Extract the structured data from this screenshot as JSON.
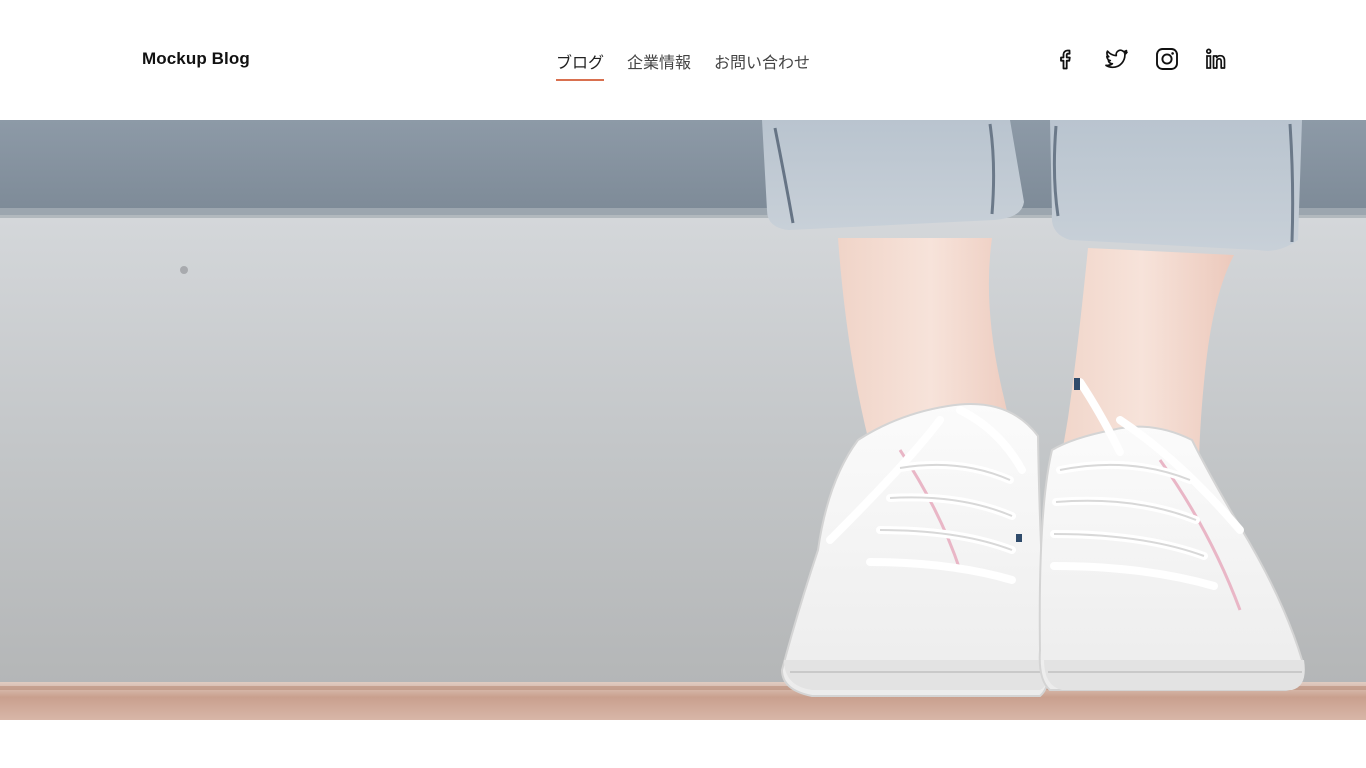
{
  "header": {
    "logo": "Mockup Blog",
    "nav": [
      {
        "label": "ブログ",
        "active": true
      },
      {
        "label": "企業情報",
        "active": false
      },
      {
        "label": "お問い合わせ",
        "active": false
      }
    ],
    "social": [
      {
        "name": "facebook-icon"
      },
      {
        "name": "twitter-icon"
      },
      {
        "name": "instagram-icon"
      },
      {
        "name": "linkedin-icon"
      }
    ]
  },
  "colors": {
    "accent": "#d9704f",
    "text": "#111111"
  },
  "hero": {
    "image": "white-sneakers-on-pavement"
  }
}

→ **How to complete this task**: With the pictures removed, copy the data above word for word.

→ **Reply**:
Extract the structured data from this screenshot as JSON.
{
  "header": {
    "logo": "Mockup Blog",
    "nav": [
      {
        "label": "ブログ",
        "active": true
      },
      {
        "label": "企業情報",
        "active": false
      },
      {
        "label": "お問い合わせ",
        "active": false
      }
    ],
    "social": [
      {
        "name": "facebook-icon"
      },
      {
        "name": "twitter-icon"
      },
      {
        "name": "instagram-icon"
      },
      {
        "name": "linkedin-icon"
      }
    ]
  },
  "colors": {
    "accent": "#d9704f",
    "text": "#111111"
  },
  "hero": {
    "image": "white-sneakers-on-pavement"
  }
}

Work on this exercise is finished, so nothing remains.